USDA’s keep-it-open power extended to fruits and vegetables

The USDA and the FDA have agreed that the USDA can use its authority under the Defense Production Act to tell foodmakers, including fruit and vegetable processors, to operate during a coronavirus outbreak at their facilities. The directions could override decisions by state or local health officials. (No paywall)

Midwestern hog plants ease back into operation; ‘We’ve turned the corner,’ says Perdue

Three packing plants that account for 12 percent of U.S. hog slaughter are slowly resuming production this week after coronavirus shutdowns, potentially loosening a bottleneck among meat processors that is tightening supplies and raising prices at the grocery store. "I think we've turned the corner" on meat shortages, said Agriculture Secretary Sonny Perdue. (No paywall)

For Mexico’s migrant farmworkers, virus risk may be worth it for what they’ll earn in U.S.

The global pandemic feels distant to 31-year-old Manuel Alejandro Lopez Delgado in his town of some 4,000 people in the state of Sinaloa, along the Gulf of California. There’s been just one confirmed case of coronavirus in the state, and that was four hours away, in the city of Culiacan. But in the next two weeks, Lopez, along with three other workers from his town, will be traveling to the U.S. to work in Washington State. The three-day bus journey will take them to the epicenter of the Covid-19 crisis in America.(No paywall) 

A Brooklyn co-op hustles as food demand spikes

Like other grocery stores in New York City, the Park Slope Food Co-op, in Brooklyn, is out of hand sanitizer. But even with 17,000 members and weekly sales of $1.23 million, shelves at one of the nation’s oldest and largest food co-ops are nearly full. “We got the hang of it very quickly after the initial enormous jolt of extra purchases hit 15 days ago,” Joe Holtz, the co-op’s general manager and co-founder, said late last week. (No paywall)
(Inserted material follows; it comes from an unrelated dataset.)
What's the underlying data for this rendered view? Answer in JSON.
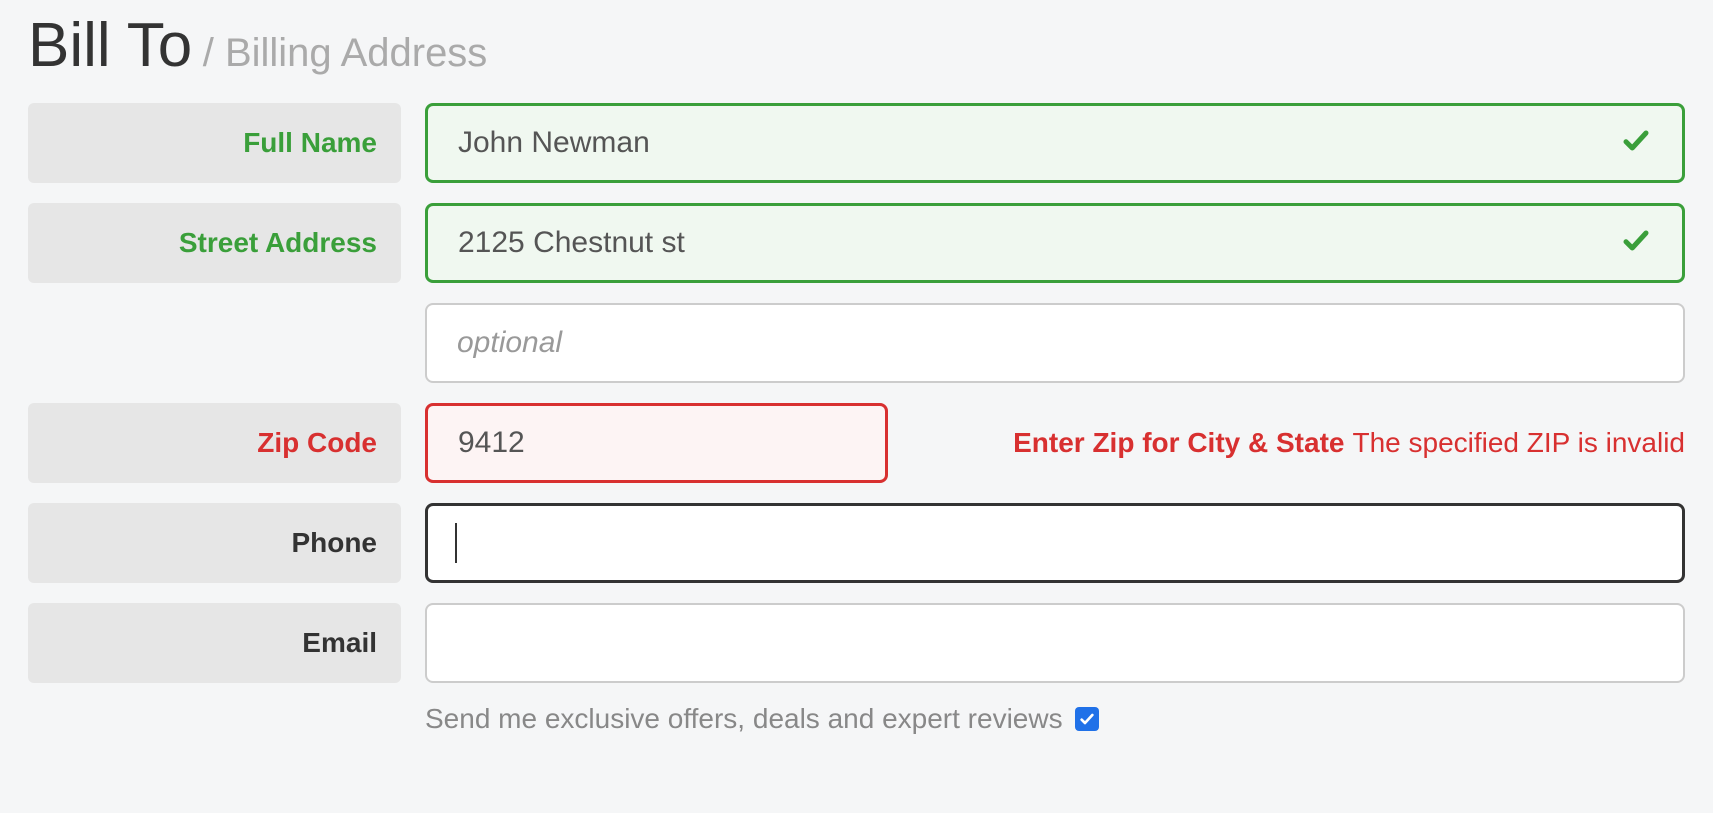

Labor shortages, SNAP cuts, trade deals: How could coronavirus affect our food supply chain?

Although U.S. shoppers concerned about the coronavirus pandemic have largely emptied stores of paper products and household cleaning supplies, so far most other grocery aisles remain stocked. Still, as the virus spreads across the U.S., it could expose other weaknesses in our food supply chain, experts say. (No paywall)